Bureacracies are similar in that there is often a parallel to the “mangle” discussed here. Nardi discusses how guild leaders help players negotiate some of the difficulties that are hard-wired into a game. But it is also important to remember that play inhabits a magic circle:
- A subjective experience of freedom
- An absence of social obligation and physical necessity
- A subjective experience that is absorbing, compelling, or pleasurable
- Occurrence in a separate realm sometimes referred to as the magic circle (Nardi 102).
Digital storytelling is a putting into practice of new media literacy, no matter how you approach it. As Hull and Nelson describe their work with Japanese students in “Self-presentation through multimedia: a Bahktinian perspective on digital storytelling,” we see a creative struggle between the need to signify unique experience and the need to ensure an audience’s response. This isn’t particular to working with visual media, as it reminds me of writing poetry. As a poet, I often felt the need to hone an image that would be so personally iconic that it would not likely be repeated elsewhere! It’s not very realistic, but that was part of the impulse to write poetry, I think, for me–although patterning ourselves after famous poet’s work and taking them as models was habitual–was this idea that we could be a unique semiotic brand. The goal was not to write in a vacuum, but to active seek and find audiences that would recognize that brand and affirm its worth.
I see these impulses at work in Ying’s digital story. His story of his move to the US and stunning success in academics and the arts is unusual by the standards of many people his age, but the narratives stresses the ordinariness of a stable and happy family and friendships.

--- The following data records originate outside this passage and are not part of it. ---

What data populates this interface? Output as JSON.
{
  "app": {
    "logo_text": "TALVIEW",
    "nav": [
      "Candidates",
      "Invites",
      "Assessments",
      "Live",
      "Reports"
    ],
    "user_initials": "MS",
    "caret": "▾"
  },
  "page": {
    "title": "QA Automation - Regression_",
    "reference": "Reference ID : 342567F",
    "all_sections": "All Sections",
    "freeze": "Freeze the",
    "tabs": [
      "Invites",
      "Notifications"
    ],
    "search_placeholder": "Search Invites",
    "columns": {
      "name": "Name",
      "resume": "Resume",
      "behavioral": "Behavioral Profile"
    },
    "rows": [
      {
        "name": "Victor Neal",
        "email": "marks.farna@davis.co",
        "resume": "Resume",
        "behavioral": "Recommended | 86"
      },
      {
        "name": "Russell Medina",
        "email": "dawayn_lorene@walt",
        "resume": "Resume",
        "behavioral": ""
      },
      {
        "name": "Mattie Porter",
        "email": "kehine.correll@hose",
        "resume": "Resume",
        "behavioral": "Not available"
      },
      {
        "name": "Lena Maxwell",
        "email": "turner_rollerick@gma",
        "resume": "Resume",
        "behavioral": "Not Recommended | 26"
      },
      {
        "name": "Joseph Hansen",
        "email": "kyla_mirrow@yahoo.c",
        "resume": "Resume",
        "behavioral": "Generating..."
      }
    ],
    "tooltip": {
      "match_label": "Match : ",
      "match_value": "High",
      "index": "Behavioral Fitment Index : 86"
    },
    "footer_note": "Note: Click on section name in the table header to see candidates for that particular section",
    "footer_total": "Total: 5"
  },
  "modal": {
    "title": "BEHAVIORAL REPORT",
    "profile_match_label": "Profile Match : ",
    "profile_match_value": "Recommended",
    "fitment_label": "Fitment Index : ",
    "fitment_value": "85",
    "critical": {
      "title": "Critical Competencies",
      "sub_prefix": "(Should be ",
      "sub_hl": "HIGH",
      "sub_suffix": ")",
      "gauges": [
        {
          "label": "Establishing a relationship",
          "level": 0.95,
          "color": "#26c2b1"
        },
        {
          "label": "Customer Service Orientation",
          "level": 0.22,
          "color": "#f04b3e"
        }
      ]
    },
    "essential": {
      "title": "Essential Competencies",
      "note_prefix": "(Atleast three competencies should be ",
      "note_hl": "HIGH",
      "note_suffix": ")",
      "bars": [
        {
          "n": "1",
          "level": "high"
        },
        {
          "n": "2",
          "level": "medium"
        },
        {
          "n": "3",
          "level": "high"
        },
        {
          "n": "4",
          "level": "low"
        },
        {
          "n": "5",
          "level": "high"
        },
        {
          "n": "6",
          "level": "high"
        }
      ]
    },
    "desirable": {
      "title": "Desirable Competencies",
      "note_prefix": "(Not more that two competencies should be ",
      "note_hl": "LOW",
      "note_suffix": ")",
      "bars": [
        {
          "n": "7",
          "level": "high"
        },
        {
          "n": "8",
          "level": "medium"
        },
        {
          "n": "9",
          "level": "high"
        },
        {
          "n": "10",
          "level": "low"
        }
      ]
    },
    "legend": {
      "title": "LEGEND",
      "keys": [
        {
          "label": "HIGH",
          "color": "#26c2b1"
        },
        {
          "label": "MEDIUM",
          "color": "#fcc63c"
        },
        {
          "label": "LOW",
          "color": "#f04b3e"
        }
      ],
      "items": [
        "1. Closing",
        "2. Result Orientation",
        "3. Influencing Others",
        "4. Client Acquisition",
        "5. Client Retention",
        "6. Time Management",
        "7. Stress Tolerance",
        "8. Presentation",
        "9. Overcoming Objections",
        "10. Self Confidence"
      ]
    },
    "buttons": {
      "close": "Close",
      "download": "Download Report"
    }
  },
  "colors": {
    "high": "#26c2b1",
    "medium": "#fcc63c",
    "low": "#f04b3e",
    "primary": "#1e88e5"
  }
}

The story fights to make him seem like everyone else, while many student’s digital stories strive to show their “unique brand,” what makes them different and special. The images of babies show the universal nature of emotions and that he has them. Such images evoke a connection with the storyteller through the simplicity and innocence of one-year-olds having emotional reactions of pleasure or distress. The best digital stories i have seen are very aware of the need to provide stimuli that evokes emotional connection to the story, often at the expense of exceptionalism.
Postscript: Looking ahead to next week’s reading, on seeing Ying’s story, I am also reminded of John Dewey’s words quoted in Bonnie Nardi’s My Life as a Night Elf Priest:
Dewey formulated aesthetic experience as participatory engagement in activity that is organized in distinctive stages and in which a satisfying completion is the end point of actions which are themselves pleasurable. To invoke concepts such as “pleasure” or “satisfaction” is to invoke an active subject for whom pleasure and satisfaction are products of a particular personal history rather than inherent characteristics of a set of actions. Aesthetic experience for Dewey required collective expression; it connects us to others in relations of community and “common life.”
So Ying’s story sets out the telling about this aesthetic experience, which is more than the events or the accomplishments that were achieved. It is also the story of how the experiences connected him “to others in relations of community and ‘common life’.” (Nardi invokes Dewey’s words while describing aesthetic experience through the playing of a MMORPG.)